* _Exercise prompt_
Go through the lines below and copy each one that holds the string "インスタグラム".

* _Data supplied_

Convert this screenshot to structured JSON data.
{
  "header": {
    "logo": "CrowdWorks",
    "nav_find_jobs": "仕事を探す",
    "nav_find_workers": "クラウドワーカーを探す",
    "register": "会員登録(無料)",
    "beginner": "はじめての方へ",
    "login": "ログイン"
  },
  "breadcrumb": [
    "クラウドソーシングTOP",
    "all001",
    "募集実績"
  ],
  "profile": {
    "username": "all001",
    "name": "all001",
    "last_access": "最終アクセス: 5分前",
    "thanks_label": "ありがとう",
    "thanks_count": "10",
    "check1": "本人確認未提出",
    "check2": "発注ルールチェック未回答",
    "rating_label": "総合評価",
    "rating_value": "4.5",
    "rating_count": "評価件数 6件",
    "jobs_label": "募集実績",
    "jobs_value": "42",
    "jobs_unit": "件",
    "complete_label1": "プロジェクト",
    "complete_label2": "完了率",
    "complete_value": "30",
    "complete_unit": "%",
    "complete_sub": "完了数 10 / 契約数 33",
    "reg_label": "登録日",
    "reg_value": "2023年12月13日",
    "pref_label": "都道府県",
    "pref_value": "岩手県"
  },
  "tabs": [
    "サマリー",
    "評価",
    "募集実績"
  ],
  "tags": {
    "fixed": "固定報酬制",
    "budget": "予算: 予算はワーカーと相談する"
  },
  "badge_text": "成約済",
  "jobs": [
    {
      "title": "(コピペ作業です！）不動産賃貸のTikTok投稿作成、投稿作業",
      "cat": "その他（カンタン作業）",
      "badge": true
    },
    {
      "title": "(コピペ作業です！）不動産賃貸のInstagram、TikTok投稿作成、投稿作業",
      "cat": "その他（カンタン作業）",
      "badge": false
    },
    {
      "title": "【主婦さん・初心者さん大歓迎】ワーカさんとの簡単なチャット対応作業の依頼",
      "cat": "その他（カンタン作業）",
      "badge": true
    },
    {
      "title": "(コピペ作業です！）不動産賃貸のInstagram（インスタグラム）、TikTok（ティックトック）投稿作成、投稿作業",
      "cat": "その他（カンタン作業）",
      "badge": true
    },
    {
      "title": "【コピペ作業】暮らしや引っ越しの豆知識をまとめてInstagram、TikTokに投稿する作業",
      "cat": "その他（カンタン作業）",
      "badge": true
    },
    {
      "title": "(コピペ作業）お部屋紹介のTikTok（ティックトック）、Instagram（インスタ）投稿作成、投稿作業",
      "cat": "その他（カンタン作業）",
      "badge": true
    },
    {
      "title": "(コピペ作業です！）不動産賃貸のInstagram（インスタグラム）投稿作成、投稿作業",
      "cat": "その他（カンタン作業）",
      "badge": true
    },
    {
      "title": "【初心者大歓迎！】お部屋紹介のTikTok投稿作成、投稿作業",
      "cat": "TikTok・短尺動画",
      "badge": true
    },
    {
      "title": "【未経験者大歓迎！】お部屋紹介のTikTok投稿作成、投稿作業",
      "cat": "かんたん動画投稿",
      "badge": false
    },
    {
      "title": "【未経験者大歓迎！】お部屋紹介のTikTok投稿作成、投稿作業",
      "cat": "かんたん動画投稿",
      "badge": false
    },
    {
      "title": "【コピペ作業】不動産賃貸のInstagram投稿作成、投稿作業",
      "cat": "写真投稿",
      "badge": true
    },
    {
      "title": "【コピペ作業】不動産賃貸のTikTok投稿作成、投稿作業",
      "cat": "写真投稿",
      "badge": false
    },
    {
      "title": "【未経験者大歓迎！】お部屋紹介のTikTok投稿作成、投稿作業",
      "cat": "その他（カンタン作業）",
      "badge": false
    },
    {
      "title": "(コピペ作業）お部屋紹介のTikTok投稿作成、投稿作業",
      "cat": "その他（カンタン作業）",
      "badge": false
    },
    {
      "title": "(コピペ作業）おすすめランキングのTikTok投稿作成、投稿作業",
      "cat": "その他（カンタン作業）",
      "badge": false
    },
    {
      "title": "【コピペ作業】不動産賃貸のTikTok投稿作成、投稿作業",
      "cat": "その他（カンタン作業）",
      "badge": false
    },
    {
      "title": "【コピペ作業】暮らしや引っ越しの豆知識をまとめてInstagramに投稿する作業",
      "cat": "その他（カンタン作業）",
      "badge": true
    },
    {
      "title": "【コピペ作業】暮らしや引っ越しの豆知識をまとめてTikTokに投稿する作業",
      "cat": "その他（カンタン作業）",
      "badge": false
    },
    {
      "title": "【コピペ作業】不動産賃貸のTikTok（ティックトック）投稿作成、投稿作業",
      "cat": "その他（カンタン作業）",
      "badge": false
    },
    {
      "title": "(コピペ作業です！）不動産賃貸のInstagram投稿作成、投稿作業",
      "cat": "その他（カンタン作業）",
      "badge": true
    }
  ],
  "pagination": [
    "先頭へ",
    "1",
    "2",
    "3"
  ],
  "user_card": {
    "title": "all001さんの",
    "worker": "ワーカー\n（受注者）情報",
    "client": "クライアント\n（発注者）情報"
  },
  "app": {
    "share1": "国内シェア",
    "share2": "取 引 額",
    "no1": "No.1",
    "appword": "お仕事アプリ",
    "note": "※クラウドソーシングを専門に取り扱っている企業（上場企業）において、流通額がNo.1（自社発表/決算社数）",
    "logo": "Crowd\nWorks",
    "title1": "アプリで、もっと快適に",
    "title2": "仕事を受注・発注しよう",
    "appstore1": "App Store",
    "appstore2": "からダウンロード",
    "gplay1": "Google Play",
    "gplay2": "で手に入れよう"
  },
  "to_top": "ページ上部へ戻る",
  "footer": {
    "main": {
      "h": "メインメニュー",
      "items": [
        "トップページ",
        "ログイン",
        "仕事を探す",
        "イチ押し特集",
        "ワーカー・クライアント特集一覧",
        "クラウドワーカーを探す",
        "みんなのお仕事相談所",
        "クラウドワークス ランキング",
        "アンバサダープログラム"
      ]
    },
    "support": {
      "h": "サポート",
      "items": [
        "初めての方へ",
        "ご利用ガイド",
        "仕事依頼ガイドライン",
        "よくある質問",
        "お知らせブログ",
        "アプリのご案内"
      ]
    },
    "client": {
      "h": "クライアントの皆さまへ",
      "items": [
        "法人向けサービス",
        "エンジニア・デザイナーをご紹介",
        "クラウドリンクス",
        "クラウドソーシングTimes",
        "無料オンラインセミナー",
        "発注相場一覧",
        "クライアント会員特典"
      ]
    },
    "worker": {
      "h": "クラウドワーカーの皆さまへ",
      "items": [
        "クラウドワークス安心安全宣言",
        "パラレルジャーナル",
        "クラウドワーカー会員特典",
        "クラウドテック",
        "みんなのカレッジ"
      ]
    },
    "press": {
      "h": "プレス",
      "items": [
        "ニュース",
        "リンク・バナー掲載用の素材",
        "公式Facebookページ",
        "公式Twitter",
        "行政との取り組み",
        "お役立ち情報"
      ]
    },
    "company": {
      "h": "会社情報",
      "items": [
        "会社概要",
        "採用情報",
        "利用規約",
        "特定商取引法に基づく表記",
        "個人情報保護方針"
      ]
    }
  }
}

* _Response to the task_
      "title": "(コピペ作業です！）不動産賃貸のInstagram（インスタグラム）、TikTok（ティックトック）投稿作成、投稿作業",
      "title": "(コピペ作業です！）不動産賃貸のInstagram（インスタグラム）投稿作成、投稿作業",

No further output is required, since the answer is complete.